UPDATE 1-Short-seller hits China food firm in rare Singapore attack
* Short-seller says China Minzhong misled investors about sales
* China Minzhong: taking legal advice, halts trading in shares
* Shares plunge 50 percent (Updates with details of suspension, comment from China Minzhong)
By Rachel Armstrong and Anshuman Daga
SINGAPORE, Aug 26 (Reuters) - Food producer China Minzhong Food Corp Ltd on Monday became the first Singapore-listed Chinese firm to come under attack by a short-seller, which wiped off more than 50 percent of its market value in two hours and triggered a trading halt.
Short-sellers have in recent years targeted Chinese companies listed in Hong Kong, Canada and the United States, citing irregularities, but they have so far avoided any of the 143 China-based firms listed on the Singapore Exchange Ltd .
China Minzhong, which until Monday's share price slump had a market value of around $520 million, was hit after California-based Glaucus Research Group issued a report alleging the company misled investors about sales to its biggest customers.
The report also raised questions over the credibility of China Minzhong's financial performance compared to its peers. Glaucus said they and their associates have a direct or indirect short position in the company.
Travis Seet, China Minzhong's financial controller, told Reuters the company was taking legal advice on how to respond to the report. He declined to make any further comment and trading was halted pending an announcement from the company.
China Minzhong listed in Singapore in 2010 and has attracted several big-name investors, including Singapore sovereign wealth fund GIC which sold its 14.4 percent stake in February to Indofood Sukses Makmur Tbk PT. Indofood had no immediate response to the queries on China Minzhong.
Other large investors include Franklin Templeton Investments Corp, which holds just under 11 percent of the food producer, according to Thomson Reuters data.
Analysts said China Minzhong will struggle to recover from its share price plunge regardless of the veracity of the short-seller's allegations.
"Given the huge damage done already, we believe it will be an up-hill task (especially without GIC's backing now) for the company to re-build confidence," Lim & Tan Securities wrote in a note.
Shares in China Minzhong fell 47.8 percent in two hours of trade before the company requested a trading halt. Nearly 24 million shares were traded, almost ten times the average full day volume traded over the past month.
Four analysts have a 'buy' or 'strong buy' on the stock, Thomson Reuters data shows. China Minzhong is due to release full-year results on Aug. 29.
A number of Chinese companies listed in Singapore ran into accounting problems in 2008 and 2010, denting investor confidence in the stocks, known as S-chips.

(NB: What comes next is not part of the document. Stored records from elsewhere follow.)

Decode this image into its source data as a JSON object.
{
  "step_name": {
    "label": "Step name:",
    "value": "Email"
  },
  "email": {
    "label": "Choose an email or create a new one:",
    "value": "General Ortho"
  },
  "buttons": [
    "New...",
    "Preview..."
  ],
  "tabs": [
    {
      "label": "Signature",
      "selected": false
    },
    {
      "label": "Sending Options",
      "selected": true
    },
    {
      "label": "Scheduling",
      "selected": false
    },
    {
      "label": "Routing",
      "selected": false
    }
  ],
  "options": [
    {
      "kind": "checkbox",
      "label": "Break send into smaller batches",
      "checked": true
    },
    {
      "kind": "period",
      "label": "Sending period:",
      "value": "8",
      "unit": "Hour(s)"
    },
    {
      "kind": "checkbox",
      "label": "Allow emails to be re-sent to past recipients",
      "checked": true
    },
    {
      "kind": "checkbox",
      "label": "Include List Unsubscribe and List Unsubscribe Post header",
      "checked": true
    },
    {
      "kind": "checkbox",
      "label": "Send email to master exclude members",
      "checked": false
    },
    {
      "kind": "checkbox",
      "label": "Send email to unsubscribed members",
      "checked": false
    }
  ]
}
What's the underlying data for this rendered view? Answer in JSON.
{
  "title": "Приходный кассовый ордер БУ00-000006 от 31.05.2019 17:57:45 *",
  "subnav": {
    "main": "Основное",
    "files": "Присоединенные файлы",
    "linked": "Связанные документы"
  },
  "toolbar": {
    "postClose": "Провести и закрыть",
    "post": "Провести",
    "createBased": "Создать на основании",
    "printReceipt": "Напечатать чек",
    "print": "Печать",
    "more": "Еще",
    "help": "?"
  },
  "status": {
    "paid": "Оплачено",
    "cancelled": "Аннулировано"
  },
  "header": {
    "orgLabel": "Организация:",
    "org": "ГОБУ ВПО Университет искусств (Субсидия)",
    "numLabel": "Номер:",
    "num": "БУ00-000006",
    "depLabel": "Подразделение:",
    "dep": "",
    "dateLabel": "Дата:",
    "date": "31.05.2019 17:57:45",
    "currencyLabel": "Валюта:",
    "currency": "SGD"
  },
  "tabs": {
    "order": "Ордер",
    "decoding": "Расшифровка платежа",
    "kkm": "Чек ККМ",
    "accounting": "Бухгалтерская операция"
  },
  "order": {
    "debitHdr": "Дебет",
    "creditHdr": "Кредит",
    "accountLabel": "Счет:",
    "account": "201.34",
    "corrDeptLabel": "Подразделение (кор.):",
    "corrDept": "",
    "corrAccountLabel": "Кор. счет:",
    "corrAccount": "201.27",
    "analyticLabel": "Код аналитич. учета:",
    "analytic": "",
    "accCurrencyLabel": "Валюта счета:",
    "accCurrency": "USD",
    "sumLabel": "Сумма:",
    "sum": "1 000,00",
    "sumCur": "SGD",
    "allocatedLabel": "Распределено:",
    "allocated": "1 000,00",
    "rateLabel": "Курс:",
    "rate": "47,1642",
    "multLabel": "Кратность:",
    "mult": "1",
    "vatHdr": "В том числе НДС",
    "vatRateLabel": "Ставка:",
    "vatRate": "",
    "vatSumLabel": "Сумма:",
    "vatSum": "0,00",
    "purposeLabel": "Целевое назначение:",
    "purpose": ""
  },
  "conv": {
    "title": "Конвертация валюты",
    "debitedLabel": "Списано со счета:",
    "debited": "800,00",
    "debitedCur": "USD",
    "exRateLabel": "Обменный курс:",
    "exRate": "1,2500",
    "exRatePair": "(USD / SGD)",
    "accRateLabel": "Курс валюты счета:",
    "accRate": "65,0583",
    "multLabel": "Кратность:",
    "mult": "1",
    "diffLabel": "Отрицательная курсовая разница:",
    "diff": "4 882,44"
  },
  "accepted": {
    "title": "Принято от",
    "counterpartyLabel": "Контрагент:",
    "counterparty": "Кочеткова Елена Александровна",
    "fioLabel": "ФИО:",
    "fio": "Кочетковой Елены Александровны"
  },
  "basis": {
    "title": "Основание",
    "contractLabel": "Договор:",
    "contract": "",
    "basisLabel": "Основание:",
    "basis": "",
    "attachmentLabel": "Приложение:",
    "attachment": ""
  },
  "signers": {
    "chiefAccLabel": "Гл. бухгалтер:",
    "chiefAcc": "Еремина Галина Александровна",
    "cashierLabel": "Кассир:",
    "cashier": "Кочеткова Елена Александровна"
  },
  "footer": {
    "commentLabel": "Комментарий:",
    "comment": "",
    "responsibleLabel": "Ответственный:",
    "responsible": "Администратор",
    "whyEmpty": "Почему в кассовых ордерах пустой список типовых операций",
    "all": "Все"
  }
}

The Singapore Exchange has since then taken steps to improve corporate governance of listed companies and after the trading halt, the regulator said it had asked China Minzhong to confirm the company was in compliance with the rules.
China Minzhong is not the only China-based stock targeted by Glaucus this year.
The group, whose research is overseen by former lawyer Soren Aandahl, accused Hong Kong-listed China Metal Recycling Group of fraud in January this year. Hong Kong's securities regulators has since applied to the courts to have China Metal Recycling liquidated.
Last year, high-profile short seller Muddy Waters attacked Singapore commodity trading firm Olam prompting the company to raise cash as its stock and bond prices tumbled.
Singapore state investor Temasek, stepped in to prop the company, raising its stake to 24 percent from 16 percent. (Additional reporting by Eveline Danubrata and Rujun Shen; Editing by Miral Fahmy)